== LISTED ENTRIES

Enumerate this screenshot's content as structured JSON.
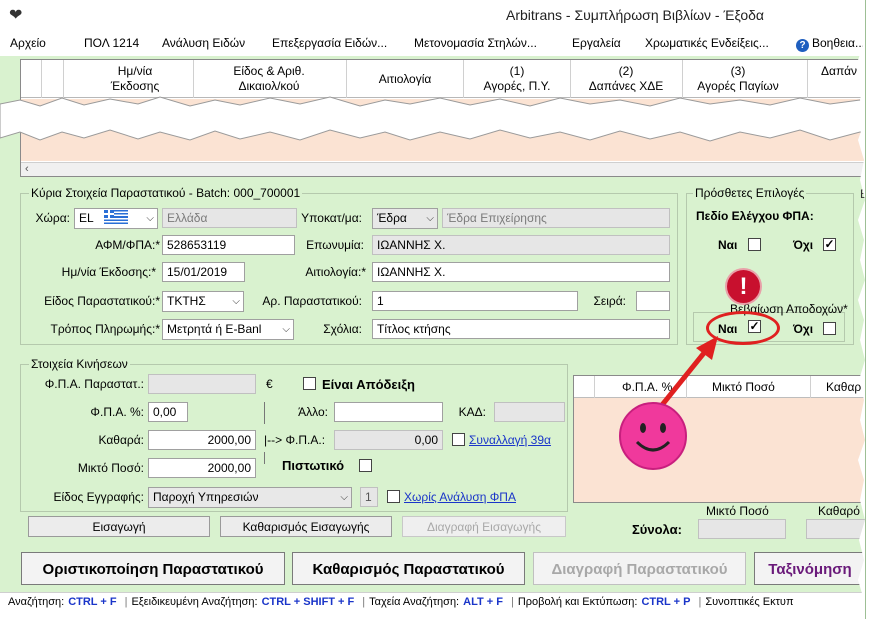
{
  "window": {
    "title": "Arbitrans - Συμπλήρωση Βιβλίων - Έξοδα"
  },
  "menu": {
    "items": [
      "Αρχείο",
      "ΠΟΛ 1214",
      "Ανάλυση Ειδών",
      "Επεξεργασία Ειδών...",
      "Μετονομασία Στηλών...",
      "Εργαλεία",
      "Χρωματικές Ενδείξεις...",
      "Βοηθεια..."
    ]
  },
  "grid": {
    "columns": [
      {
        "l1": "Ημ/νία",
        "l2": "Έκδοσης"
      },
      {
        "l1": "Είδος & Αριθ.",
        "l2": "Δικαιολ/κού"
      },
      {
        "l1": "Αιτιολογία",
        "l2": ""
      },
      {
        "l1": "(1)",
        "l2": "Αγορές, Π.Υ."
      },
      {
        "l1": "(2)",
        "l2": "Δαπάνες ΧΔΕ"
      },
      {
        "l1": "(3)",
        "l2": "Αγορές Παγίων"
      },
      {
        "l1": "",
        "l2": "Δαπάν"
      }
    ]
  },
  "main_section": {
    "title": "Κύρια Στοιχεία Παραστατικού - Batch: 000_700001",
    "country_label": "Χώρα:",
    "country_code": "EL",
    "country_name": "Ελλάδα",
    "branch_label": "Υποκατ/μα:",
    "branch_value": "Έδρα",
    "branch_name": "Έδρα Επιχείρησης",
    "afm_label": "ΑΦΜ/ΦΠΑ:*",
    "afm_value": "528653119",
    "name_label": "Επωνυμία:",
    "name_value": "ΙΩΑΝΝΗΣ Χ.",
    "date_label": "Ημ/νία Έκδοσης:*",
    "date_value": "15/01/2019",
    "reason_label": "Αιτιολογία:*",
    "reason_value": "ΙΩΑΝΝΗΣ Χ.",
    "doctype_label": "Είδος Παραστατικού:*",
    "doctype_value": "ΤΚΤΗΣ",
    "docnum_label": "Αρ. Παραστατικού:",
    "docnum_value": "1",
    "series_label": "Σειρά:",
    "series_value": "",
    "payment_label": "Τρόπος Πληρωμής:*",
    "payment_value": "Μετρητά ή E-Banl",
    "comments_label": "Σχόλια:",
    "comments_value": "Τίτλος κτήσης"
  },
  "extra_options": {
    "title": "Πρόσθετες Επιλογές",
    "vat_check_title": "Πεδίο Ελέγχου ΦΠΑ:",
    "yes_label": "Ναι",
    "no_label": "Όχι",
    "vat_yes_checked": false,
    "vat_no_checked": true,
    "receipts_title": "Βεβαίωση Αποδοχών*",
    "receipts_yes_checked": true,
    "receipts_no_checked": false,
    "right_cut": "E"
  },
  "movements": {
    "title": "Στοιχεία Κινήσεων",
    "vat_doc_label": "Φ.Π.Α. Παραστατ.:",
    "vat_doc_value": "",
    "currency": "€",
    "is_receipt_label": "Είναι Απόδειξη",
    "vat_pct_label": "Φ.Π.Α. %:",
    "vat_pct_value": "0,00",
    "other_label": "Άλλο:",
    "other_value": "",
    "kad_label": "ΚΑΔ:",
    "kad_value": "",
    "net_label": "Καθαρά:",
    "net_value": "2000,00",
    "arrow_vat_label": "|--> Φ.Π.Α.:",
    "arrow_vat_value": "0,00",
    "trans39_link": "Συναλλαγή 39α",
    "gross_label": "Μικτό Ποσό:",
    "gross_value": "2000,00",
    "credit_label": "Πιστωτικό",
    "entry_type_label": "Είδος Εγγραφής:",
    "entry_type_value": "Παροχή Υπηρεσιών",
    "entry_type_num": "1",
    "no_vat_link": "Χωρίς Ανάλυση ΦΠΑ"
  },
  "subgrid": {
    "columns": [
      "Φ.Π.Α. %",
      "Μικτό Ποσό",
      "Καθαρ"
    ]
  },
  "totals": {
    "label": "Σύνολα:",
    "gross_header": "Μικτό Ποσό",
    "net_header": "Καθαρό"
  },
  "buttons": {
    "insert": "Εισαγωγή",
    "clear_insert": "Καθαρισμός Εισαγωγής",
    "delete_insert": "Διαγραφή Εισαγωγής",
    "finalize": "Οριστικοποίηση Παραστατικού",
    "clear_doc": "Καθαρισμός Παραστατικού",
    "delete_doc": "Διαγραφή Παραστατικού",
    "sort": "Ταξινόμηση"
  },
  "statusbar": {
    "items": [
      {
        "label": "Αναζήτηση:",
        "key": "CTRL + F"
      },
      {
        "label": "Εξειδικευμένη Αναζήτηση:",
        "key": "CTRL + SHIFT + F"
      },
      {
        "label": "Ταχεία Αναζήτηση:",
        "key": "ALT + F"
      },
      {
        "label": "Προβολή και Εκτύπωση:",
        "key": "CTRL + P"
      },
      {
        "label": "Συνοπτικές Εκτυπ",
        "key": ""
      }
    ]
  },
  "annotations": {
    "warning_symbol": "!"
  },
  "colors": {
    "window_bg": "#d9f2cf",
    "grid_body": "#fbe3d3",
    "link": "#1a35c9",
    "annotation_red": "#e02020",
    "smiley": "#f0399c",
    "sort_text": "#6a1a7a"
  }
}
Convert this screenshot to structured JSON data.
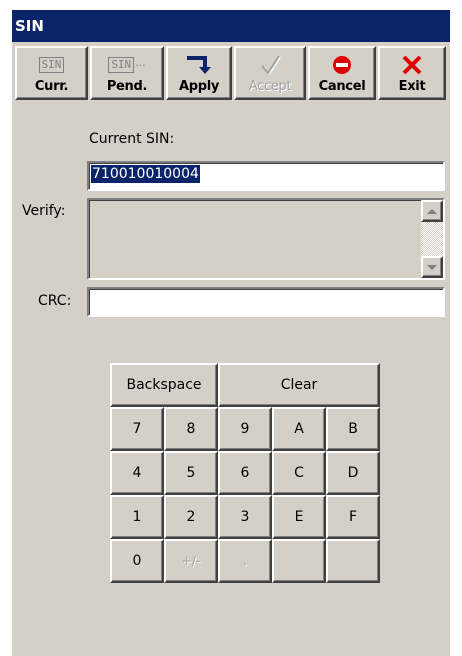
{
  "window": {
    "title": "SIN"
  },
  "toolbar": {
    "curr": {
      "label": "Curr.",
      "icon_text": "SIN"
    },
    "pend": {
      "label": "Pend.",
      "icon_text": "SIN"
    },
    "apply": {
      "label": "Apply"
    },
    "accept": {
      "label": "Accept"
    },
    "cancel": {
      "label": "Cancel"
    },
    "exit": {
      "label": "Exit"
    }
  },
  "form": {
    "current_sin_label": "Current SIN:",
    "current_sin_value": "710010010004",
    "verify_label": "Verify:",
    "verify_value": "",
    "crc_label": "CRC:",
    "crc_value": ""
  },
  "keypad": {
    "backspace": "Backspace",
    "clear": "Clear",
    "row1": [
      "7",
      "8",
      "9",
      "A",
      "B"
    ],
    "row2": [
      "4",
      "5",
      "6",
      "C",
      "D"
    ],
    "row3": [
      "1",
      "2",
      "3",
      "E",
      "F"
    ],
    "row4": [
      "0",
      "+/-",
      ".",
      "",
      ""
    ]
  },
  "colors": {
    "titlebar": "#0a246a",
    "face": "#d4d0c8",
    "apply_icon": "#0a246a",
    "cancel_icon": "#e00000",
    "exit_icon": "#e00000"
  }
}
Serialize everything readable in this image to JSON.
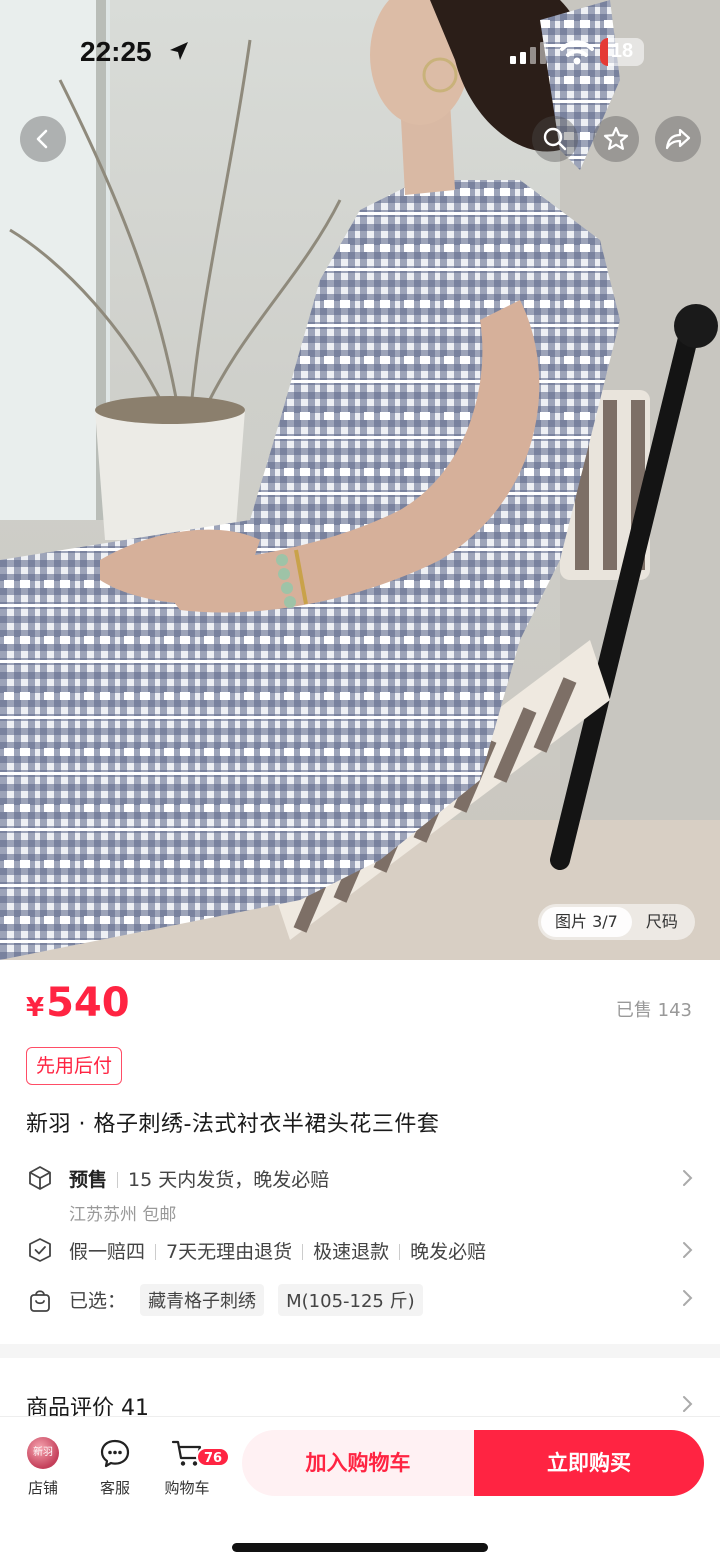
{
  "status_bar": {
    "time": "22:25",
    "battery": "18"
  },
  "gallery": {
    "counter": "图片 3/7",
    "size_label": "尺码"
  },
  "product": {
    "currency": "¥",
    "price": "540",
    "sold": "已售 143",
    "pay_tag": "先用后付",
    "title": "新羽 · 格子刺绣-法式衬衣半裙头花三件套"
  },
  "shipping": {
    "label": "预售",
    "detail": "15 天内发货，晚发必赔",
    "origin": "江苏苏州 包邮"
  },
  "guarantee": [
    "假一赔四",
    "7天无理由退货",
    "极速退款",
    "晚发必赔"
  ],
  "selection": {
    "label": "已选：",
    "color": "藏青格子刺绣",
    "size": "M(105-125 斤)"
  },
  "reviews": {
    "label": "商品评价 41"
  },
  "bottom_bar": {
    "store_label": "店铺",
    "store_logo": "新羽",
    "service_label": "客服",
    "cart_label": "购物车",
    "cart_count": "76",
    "add_to_cart": "加入购物车",
    "buy_now": "立即购买"
  },
  "colors": {
    "accent": "#ff2442",
    "accent_light": "#fff1f3"
  }
}
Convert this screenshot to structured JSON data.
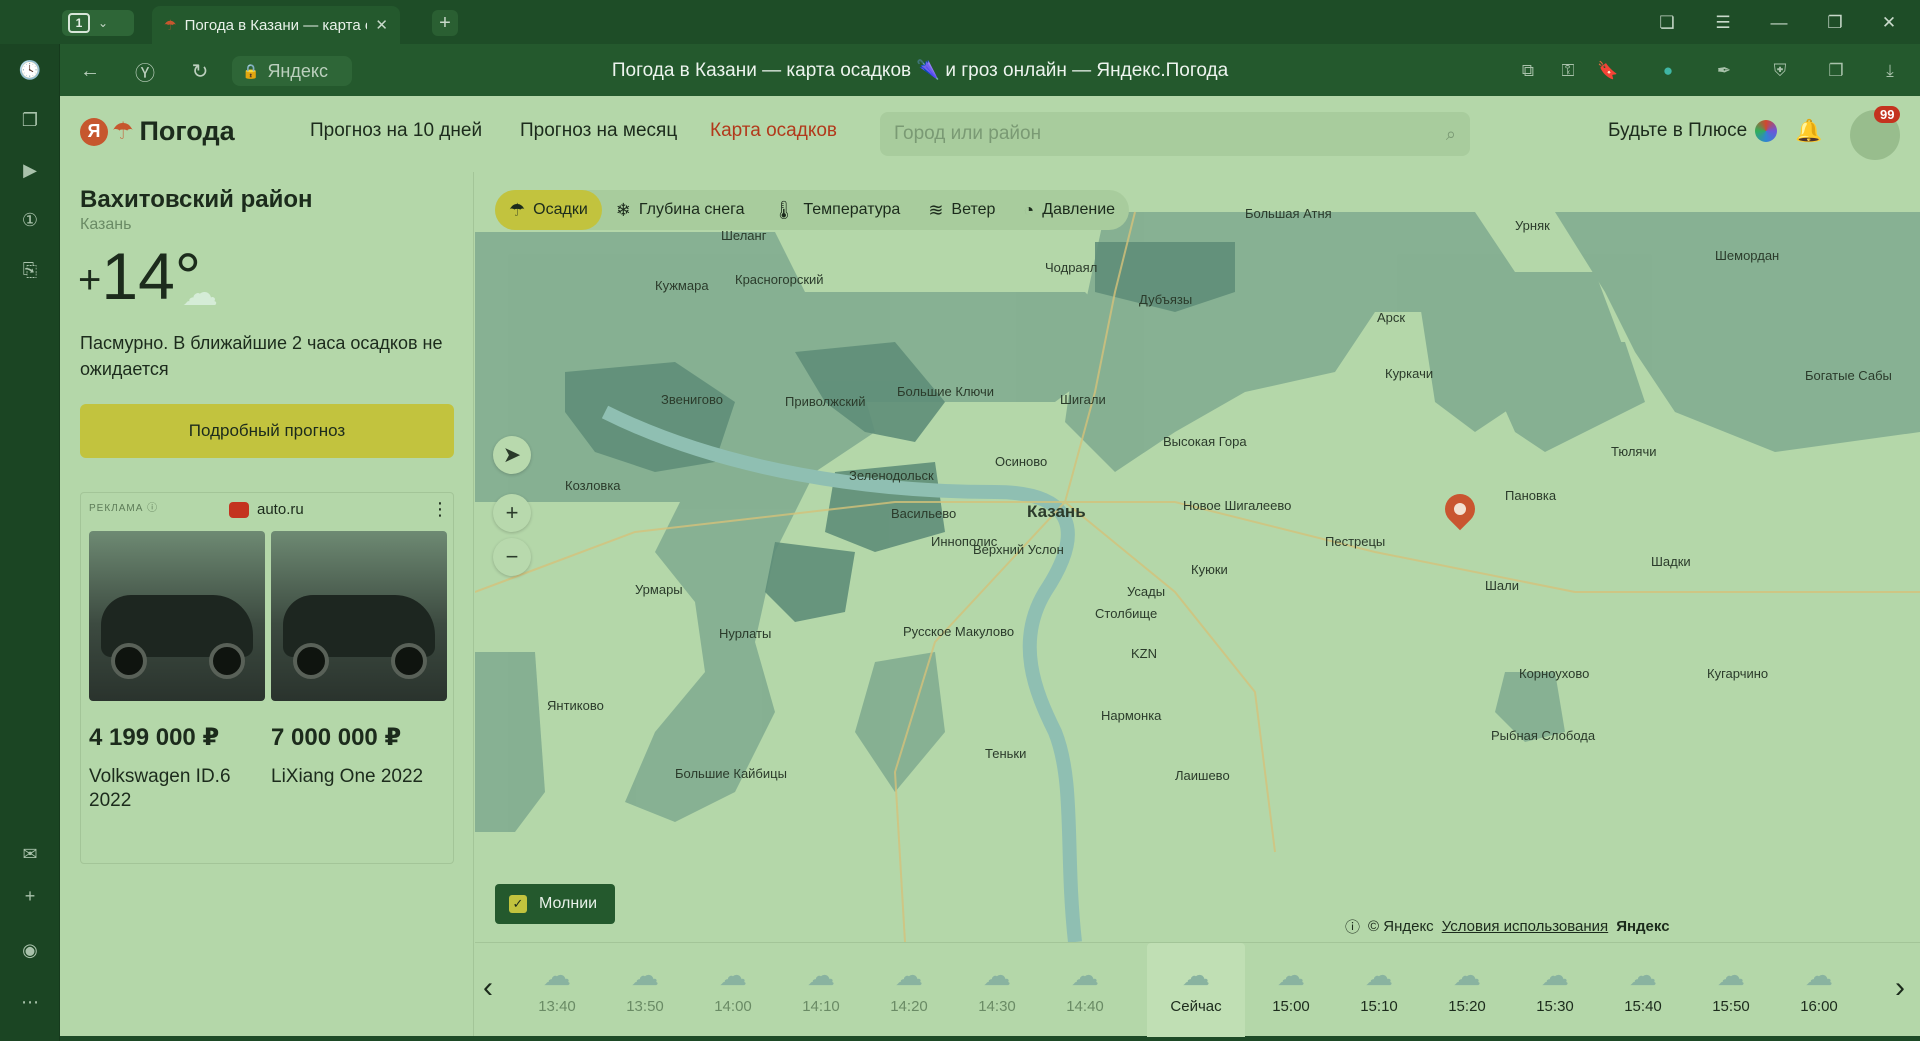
{
  "browser": {
    "tab_count": "1",
    "tab_title": "Погода в Казани — карта осадков и грозы онлайн",
    "url_host": "Яндекс",
    "page_title": "Погода в Казани — карта осадков 🌂 и гроз онлайн — Яндекс.Погода"
  },
  "header": {
    "logo_letter": "Я",
    "logo_text": "Погода",
    "nav": [
      "Прогноз на 10 дней",
      "Прогноз на месяц",
      "Карта осадков"
    ],
    "search_placeholder": "Город или район",
    "plus_text": "Будьте в Плюсе",
    "badge": "99"
  },
  "weather": {
    "district": "Вахитовский район",
    "city": "Казань",
    "temp_sign": "+",
    "temp_value": "14°",
    "description": "Пасмурно. В ближайшие 2 часа осадков не ожидается",
    "detail_button": "Подробный прогноз"
  },
  "ad": {
    "label": "РЕКЛАМА",
    "source": "auto.ru",
    "items": [
      {
        "price": "4 199 000 ₽",
        "name": "Volkswagen ID.6 2022"
      },
      {
        "price": "7 000 000 ₽",
        "name": "LiXiang One 2022"
      }
    ]
  },
  "map": {
    "layers": [
      {
        "label": "Осадки",
        "icon": "rain-icon"
      },
      {
        "label": "Глубина снега",
        "icon": "snowflake-icon"
      },
      {
        "label": "Температура",
        "icon": "thermometer-icon"
      },
      {
        "label": "Ветер",
        "icon": "wind-icon"
      },
      {
        "label": "Давление",
        "icon": "gauge-icon"
      }
    ],
    "lightning_label": "Молнии",
    "copyright": "© Яндекс",
    "terms": "Условия использования",
    "brand": "Яндекс",
    "places": {
      "kazan": "Казань",
      "zelenodolsk": "Зеленодольск",
      "vasilyevo": "Васильево",
      "zvenigovo": "Звенигово",
      "shigaly": "Шигали",
      "vysokaya_gora": "Высокая Гора",
      "novoe_shigaleevo": "Новое Шигалеево",
      "pestretsy": "Пестрецы",
      "kuyuki": "Куюки",
      "osinovo": "Осиново",
      "verkhny_uslon": "Верхний Услон",
      "stolbishche": "Столбище",
      "usady": "Усады",
      "kzn": "KZN",
      "dubyazy": "Дубъязы",
      "arsk": "Арск",
      "kurkachi": "Куркачи",
      "urmary": "Урмары",
      "kozlovka": "Козловка",
      "nurlaty": "Нурлаты",
      "yantikovo": "Янтиково",
      "russkoe_makulovo": "Русское Макулово",
      "narmonka": "Нармонка",
      "teнki": "Теньки",
      "laishevo": "Лаишево",
      "bolshie_kaibitsy": "Большие Кайбицы",
      "krasnogorsky": "Красногорский",
      "kuzhmara": "Кужмара",
      "shelanger": "Шеланг",
      "urnyak": "Урняк",
      "shemordan": "Шемордан",
      "tyulyachi": "Тюлячи",
      "panovka": "Пановка",
      "shali": "Шали",
      "shadki": "Шадки",
      "kornoukhovo": "Корноухово",
      "kugarchino": "Кугарчино",
      "rybnaya_sloboda": "Рыбная Слобода",
      "bolshie_klyuchi": "Большие Ключи",
      "privolzhsky": "Приволжский",
      "innopolis": "Иннополис",
      "bolshaya_atnya": "Большая Атня",
      "chodrayal": "Чодраял",
      "bogatye_saby": "Богатые Сабы"
    }
  },
  "timeline": {
    "items": [
      "13:40",
      "13:50",
      "14:00",
      "14:10",
      "14:20",
      "14:30",
      "14:40",
      "Сейчас",
      "15:00",
      "15:10",
      "15:20",
      "15:30",
      "15:40",
      "15:50",
      "16:00"
    ],
    "now_index": 7
  }
}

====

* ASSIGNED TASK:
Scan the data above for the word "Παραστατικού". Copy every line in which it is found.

* SOLUTION TO THIS PROBLEM:
    "title": "Κύρια Στοιχεία Παραστατικού - Batch: 000_700001",
    "doctype_label": "Είδος Παραστατικού:*",
    "docnum_label": "Αρ. Παραστατικού:",
    "finalize": "Οριστικοποίηση Παραστατικού",
    "clear_doc": "Καθαρισμός Παραστατικού",
    "delete_doc": "Διαγραφή Παραστατικού",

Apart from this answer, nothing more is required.